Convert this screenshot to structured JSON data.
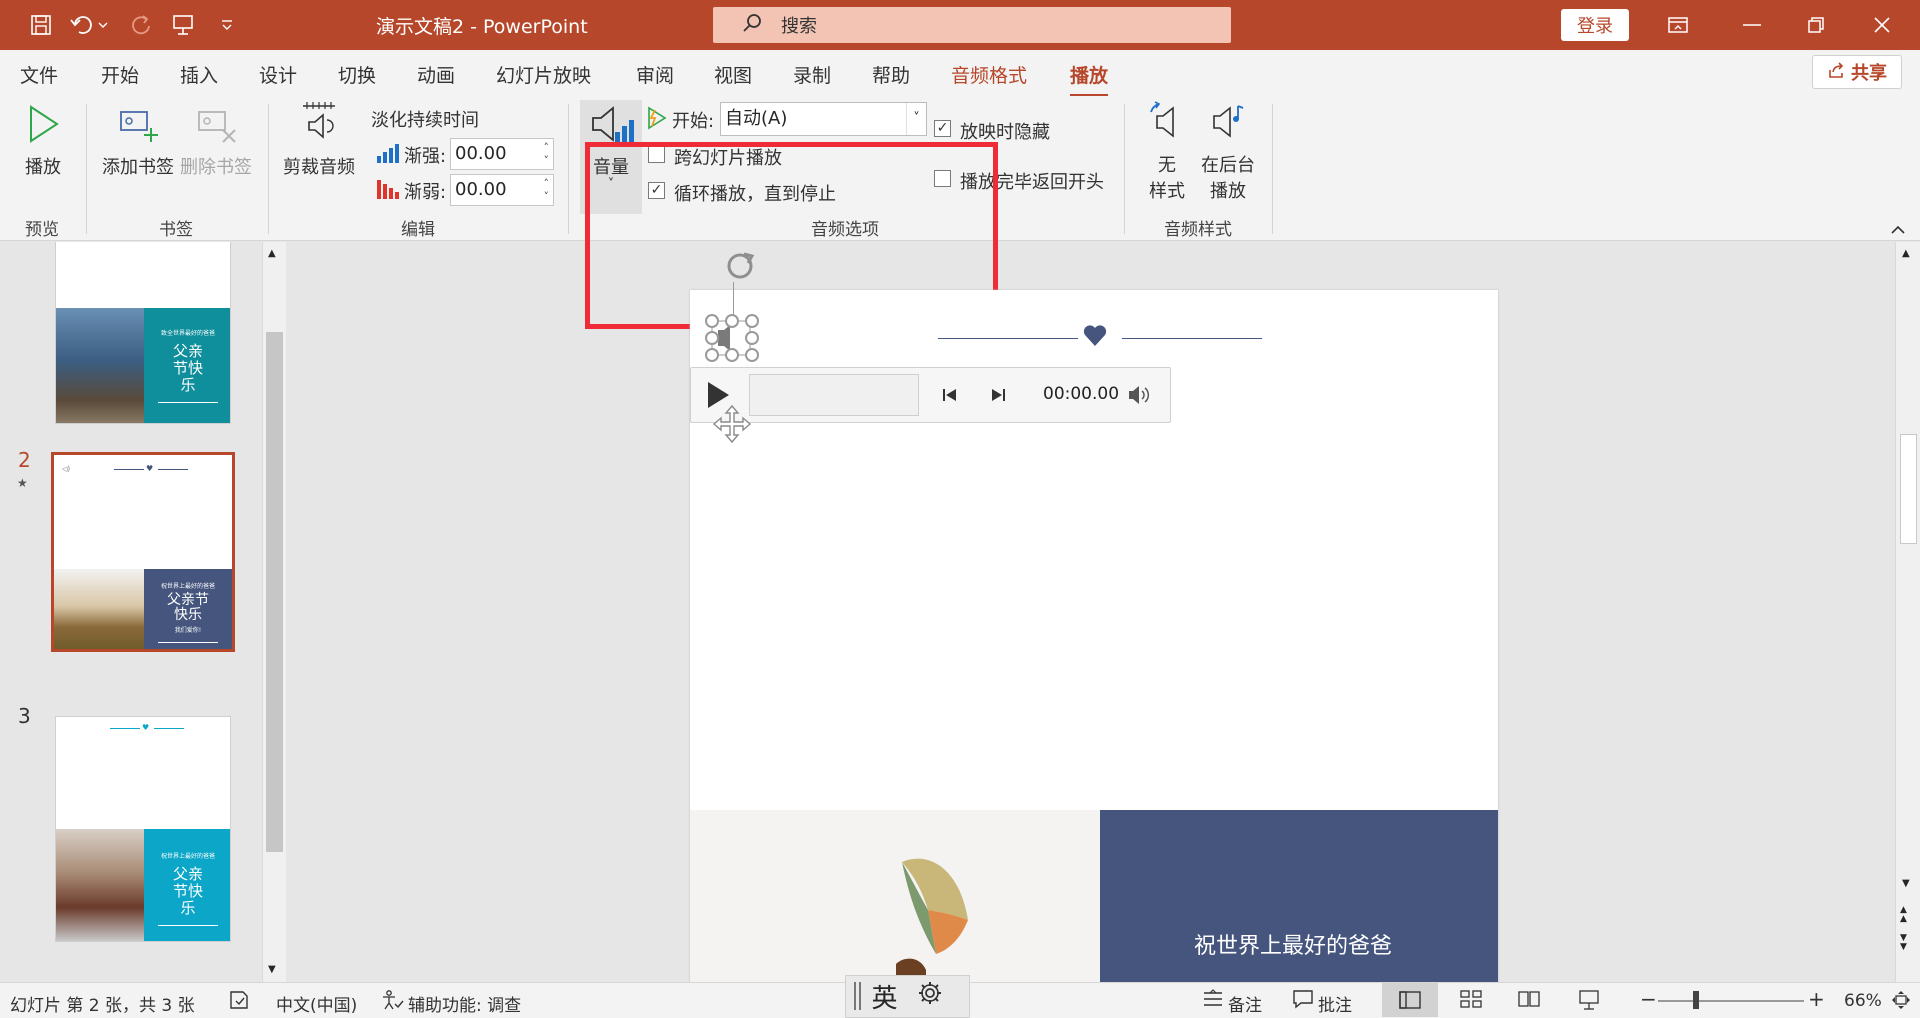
{
  "app": {
    "title": "演示文稿2  -  PowerPoint"
  },
  "search": {
    "placeholder": "搜索"
  },
  "account": {
    "login_label": "登录",
    "share_label": "共享"
  },
  "tabs": [
    {
      "label": "文件"
    },
    {
      "label": "开始"
    },
    {
      "label": "插入"
    },
    {
      "label": "设计"
    },
    {
      "label": "切换"
    },
    {
      "label": "动画"
    },
    {
      "label": "幻灯片放映"
    },
    {
      "label": "审阅"
    },
    {
      "label": "视图"
    },
    {
      "label": "录制"
    },
    {
      "label": "帮助"
    },
    {
      "label": "音频格式"
    },
    {
      "label": "播放"
    }
  ],
  "ribbon": {
    "preview": {
      "play_label": "播放",
      "group_label": "预览"
    },
    "bookmarks": {
      "add_label": "添加书签",
      "delete_label": "删除书签",
      "group_label": "书签"
    },
    "editing": {
      "trim_label": "剪裁音频",
      "fade_title": "淡化持续时间",
      "fade_in_label": "渐强:",
      "fade_in_value": "00.00",
      "fade_out_label": "渐弱:",
      "fade_out_value": "00.00",
      "group_label": "编辑"
    },
    "audio_options": {
      "volume_label": "音量",
      "start_label": "开始:",
      "start_value": "自动(A)",
      "hide_label": "放映时隐藏",
      "hide_checked": true,
      "across_label": "跨幻灯片播放",
      "across_checked": false,
      "loop_label": "循环播放，直到停止",
      "loop_checked": true,
      "rewind_label": "播放完毕返回开头",
      "rewind_checked": false,
      "group_label": "音频选项"
    },
    "audio_styles": {
      "none_label_1": "无",
      "none_label_2": "样式",
      "bg_label_1": "在后台",
      "bg_label_2": "播放",
      "group_label": "音频样式"
    }
  },
  "thumbnails": [
    {
      "number": "",
      "title": "父亲节快乐",
      "small": "致全世界最好的爸爸",
      "color": "#0f8e9c"
    },
    {
      "number": "2",
      "title": "父亲节快乐",
      "small": "祝世界上最好的爸爸",
      "sub": "我们爱你!",
      "color": "#45557e"
    },
    {
      "number": "3",
      "title": "父亲节快乐",
      "small": "祝世界上最好的爸爸",
      "color": "#0ba6c8"
    }
  ],
  "slide": {
    "caption": "祝世界上最好的爸爸",
    "audio_time": "00:00.00"
  },
  "status": {
    "slide_info": "幻灯片 第 2 张，共 3 张",
    "language": "中文(中国)",
    "accessibility": "辅助功能: 调查",
    "notes_label": "备注",
    "comments_label": "批注",
    "zoom": "66%",
    "ime_label": "英"
  },
  "colors": {
    "accent": "#b7472a",
    "highlight": "#f02b38",
    "slide_panel": "#45557e"
  }
}
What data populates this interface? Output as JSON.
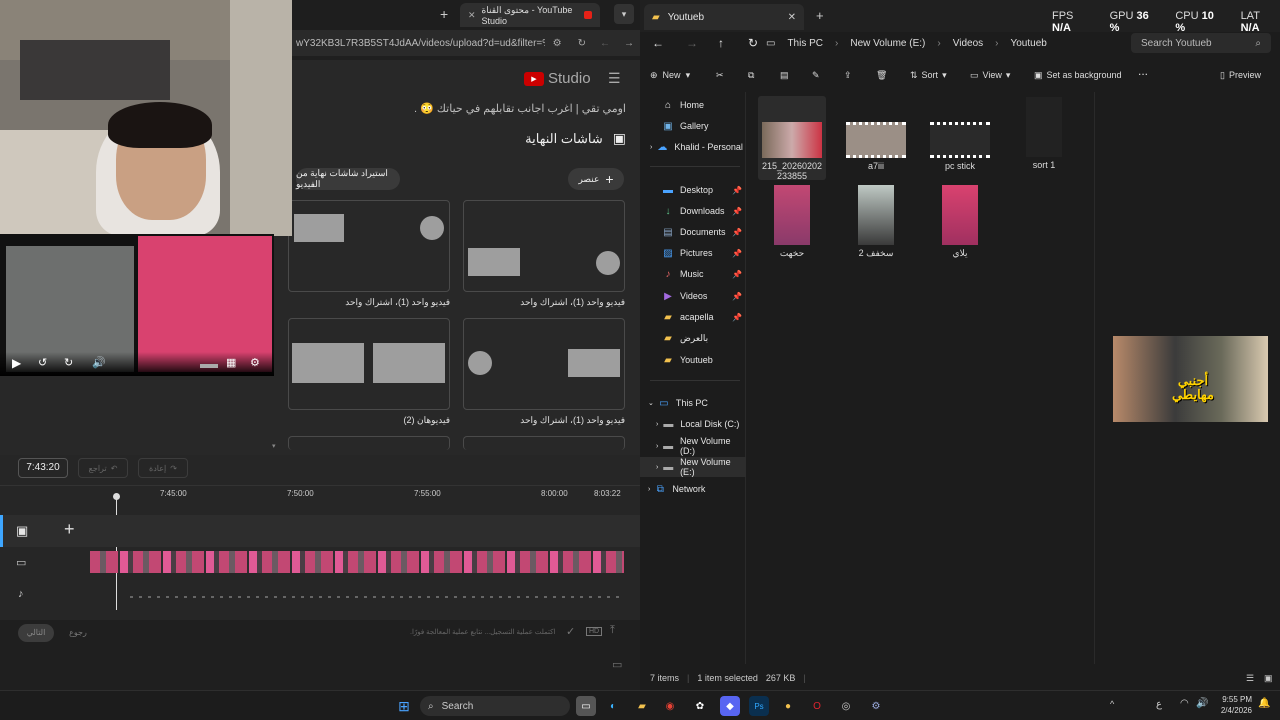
{
  "browser": {
    "tab_title": "محتوى القناة - YouTube Studio",
    "url": "wY32KB3L7R3B5ST4JdAA/videos/upload?d=ud&filter=%...",
    "studio_logo": "Studio",
    "banner_text": "اومي تقي | اغرب اجانب تقابلهم في حياتك 😳 ."
  },
  "endscreen": {
    "title": "شاشات النهاية",
    "import_label": "استيراد شاشات نهاية من الفيديو",
    "element_label": "عنصر",
    "templates": [
      {
        "caption": "فيديو واحد (1)، اشتراك واحد"
      },
      {
        "caption": "فيديو واحد (1)، اشتراك واحد"
      },
      {
        "caption": "فيديو واحد (1)، اشتراك واحد"
      },
      {
        "caption": "فيديوهان (2)"
      }
    ]
  },
  "timeline": {
    "time": "7:43:20",
    "undo_label": "تراجع",
    "redo_label": "إعادة",
    "ticks": [
      "7:45:00",
      "7:50:00",
      "7:55:00",
      "8:00:00",
      "8:03:22"
    ]
  },
  "footer": {
    "status": "اكتملت عملية التسجيل... نتابع عملية المعالجة فورًا.",
    "back": "رجوع",
    "next": "التالي"
  },
  "stats": {
    "fps_label": "FPS",
    "fps": "N/A",
    "gpu_label": "GPU",
    "gpu": "36 %",
    "cpu_label": "CPU",
    "cpu": "10 %",
    "lat_label": "LAT",
    "lat": "N/A"
  },
  "explorer": {
    "tab_title": "Youtueb",
    "breadcrumb": [
      "This PC",
      "New Volume (E:)",
      "Videos",
      "Youtueb"
    ],
    "search_placeholder": "Search Youtueb",
    "commands": {
      "new": "New",
      "sort": "Sort",
      "view": "View",
      "background": "Set as background",
      "more": "...",
      "preview": "Preview"
    },
    "nav": {
      "home": "Home",
      "gallery": "Gallery",
      "onedrive": "Khalid - Personal",
      "desktop": "Desktop",
      "downloads": "Downloads",
      "documents": "Documents",
      "pictures": "Pictures",
      "music": "Music",
      "videos": "Videos",
      "acapella": "acapella",
      "bil3ard": "بالعرض",
      "youtueb": "Youtueb",
      "thispc": "This PC",
      "c": "Local Disk (C:)",
      "d": "New Volume (D:)",
      "e": "New Volume (E:)",
      "network": "Network"
    },
    "files": [
      {
        "name": "215_20260202233855"
      },
      {
        "name": "a7iii"
      },
      {
        "name": "pc stick"
      },
      {
        "name": "sort 1"
      },
      {
        "name": "حخهت"
      },
      {
        "name": "سخفف 2"
      },
      {
        "name": "يلاي"
      }
    ],
    "status": {
      "items": "7 items",
      "selected": "1 item selected",
      "size": "267 KB"
    }
  },
  "taskbar": {
    "search": "Search",
    "tray_lang": "ع",
    "time": "9:55 PM",
    "date": "2/4/2026"
  },
  "overlay_thumb_text": "أجنبي مهايطي"
}
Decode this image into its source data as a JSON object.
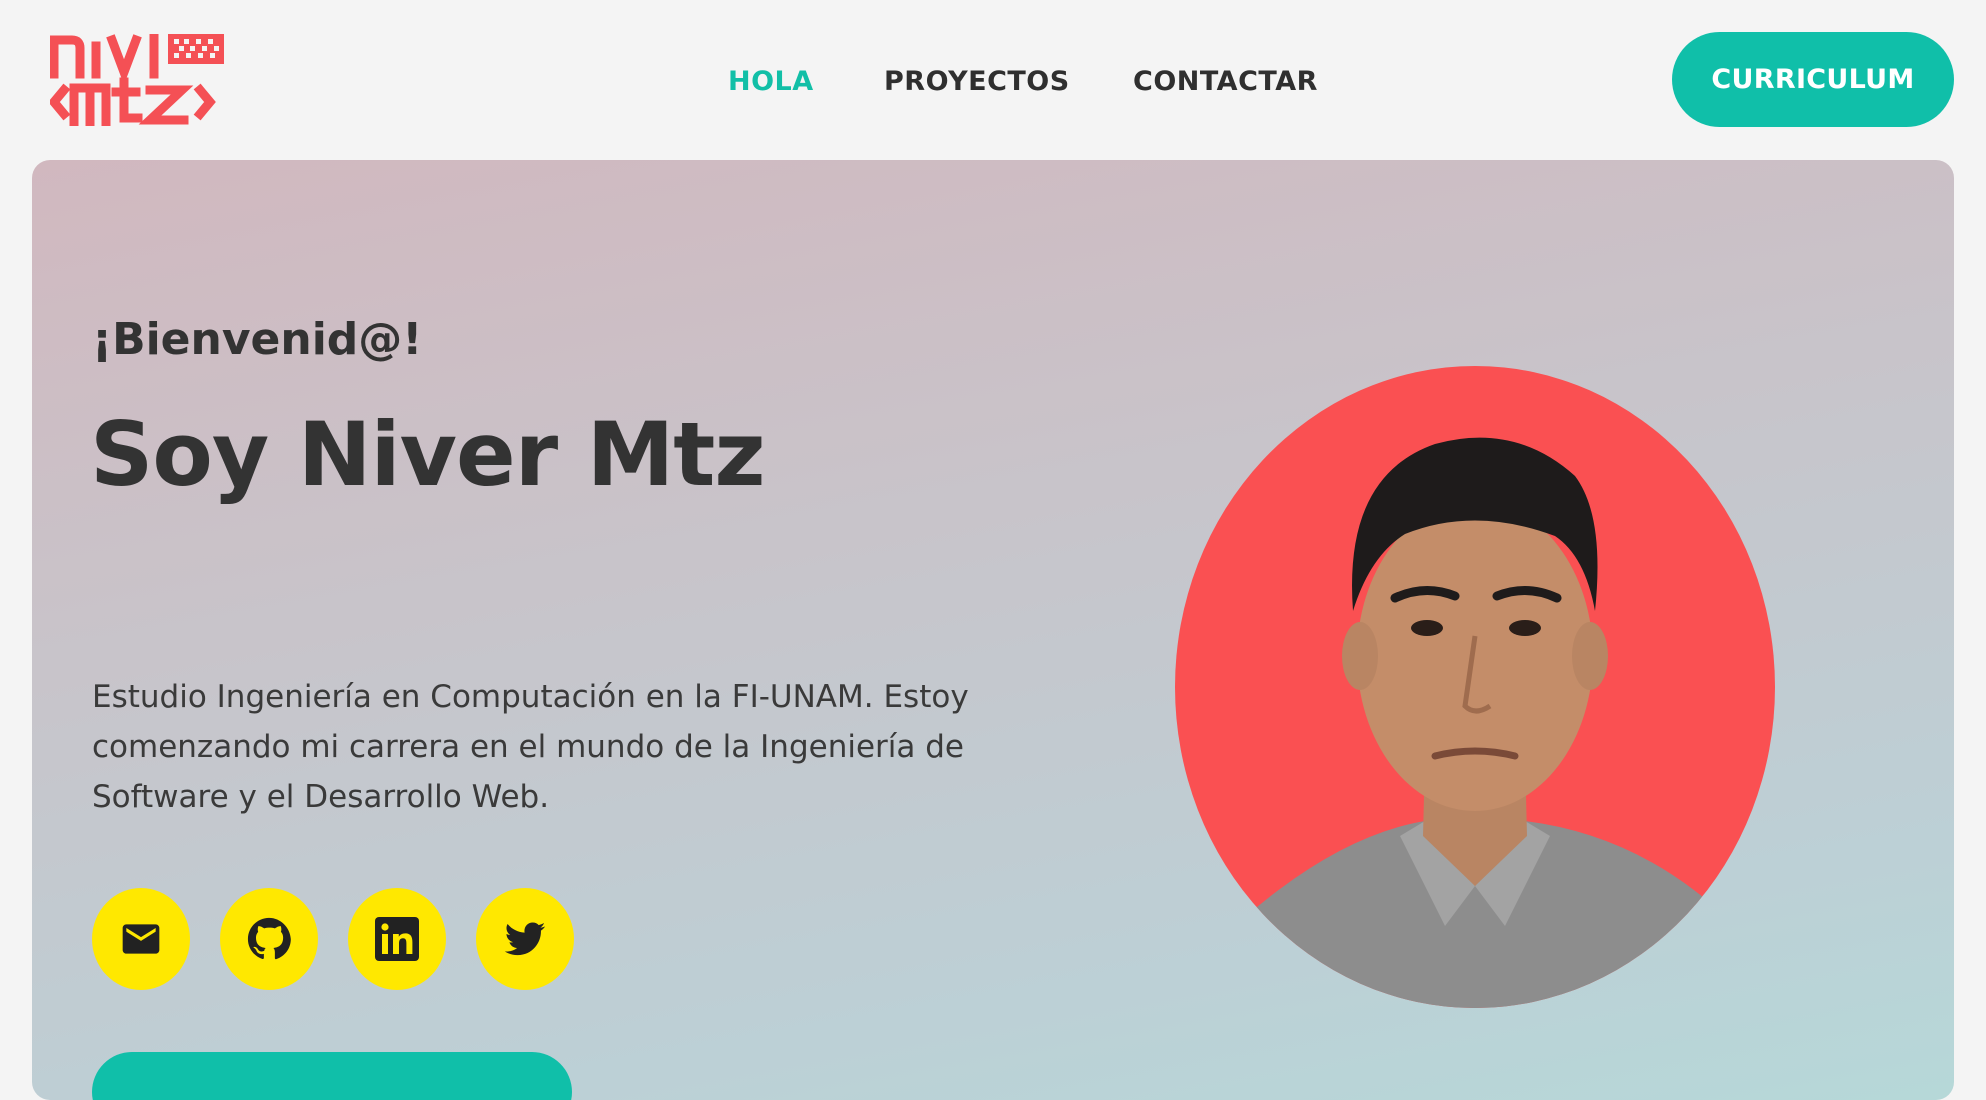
{
  "header": {
    "logo_alt": "nivl mtz",
    "nav": [
      {
        "label": "HOLA",
        "active": true
      },
      {
        "label": "PROYECTOS",
        "active": false
      },
      {
        "label": "CONTACTAR",
        "active": false
      }
    ],
    "cv_button_label": "CURRICULUM"
  },
  "hero": {
    "greeting": "¡Bienvenid@!",
    "title": "Soy Niver Mtz",
    "bio": "Estudio Ingeniería en Computación en la FI-UNAM. Estoy comenzando mi carrera en el mundo de la Ingeniería de Software y el Desarrollo Web.",
    "socials": [
      {
        "icon": "mail-icon"
      },
      {
        "icon": "github-icon"
      },
      {
        "icon": "linkedin-icon"
      },
      {
        "icon": "twitter-icon"
      }
    ]
  },
  "colors": {
    "accent": "#12bfa7",
    "brand_red": "#fa5052",
    "social_yellow": "#ffe800",
    "text_dark": "#333333",
    "page_bg": "#f4f4f4"
  }
}
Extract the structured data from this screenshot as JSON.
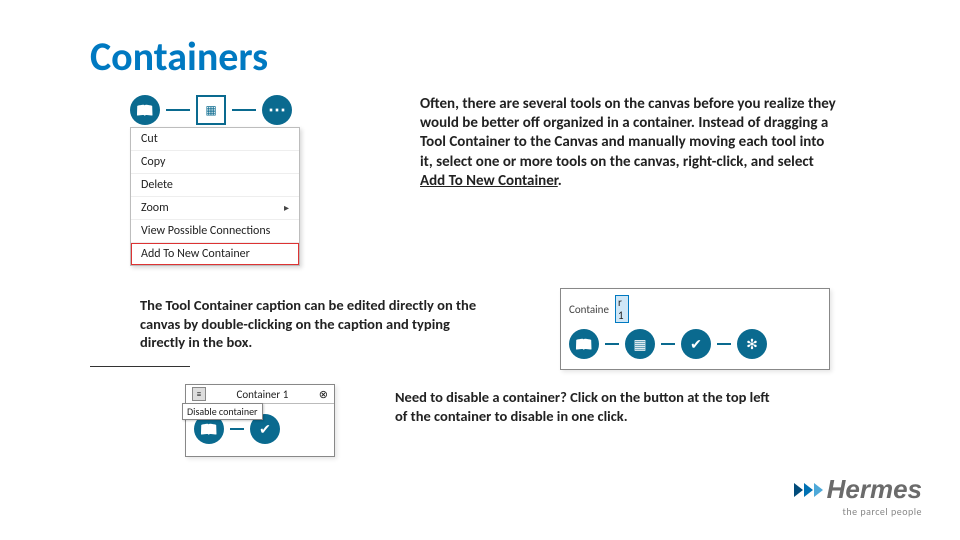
{
  "title": "Containers",
  "contextMenu": {
    "cut": "Cut",
    "copy": "Copy",
    "delete": "Delete",
    "zoom": "Zoom",
    "viewConn": "View Possible Connections",
    "addNew": "Add To New Container"
  },
  "para1_pre": "Often, there are several tools on the canvas before you realize they would be better off organized in a container. Instead of dragging a Tool Container to the Canvas and manually moving each tool into it, select one or more tools on the canvas, right-click, and select ",
  "para1_link": "Add To New Container",
  "para1_post": ".",
  "para2": "The Tool Container caption can be edited directly on the canvas by double-clicking on the caption and typing directly in the box.",
  "containerEdit": {
    "labelPrefix": "Containe",
    "editingChar": "r 1"
  },
  "disable": {
    "caption": "Container 1",
    "tooltip": "Disable container",
    "closeGlyph": "⊗"
  },
  "para3": "Need to disable a container? Click on the button at the top left of the container to disable in one click.",
  "logo": {
    "brand": "Hermes",
    "tagline": "the parcel people"
  }
}
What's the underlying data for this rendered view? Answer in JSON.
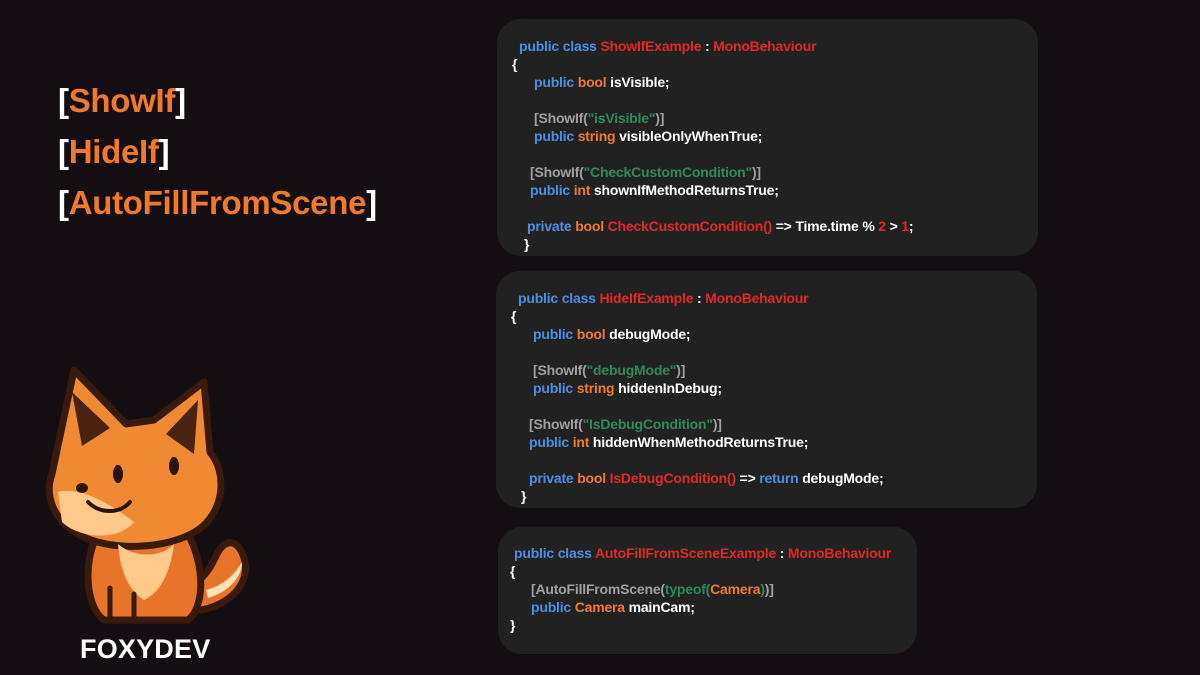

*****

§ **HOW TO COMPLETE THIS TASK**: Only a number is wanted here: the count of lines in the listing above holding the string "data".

§ **ANSWER SPACE**: 5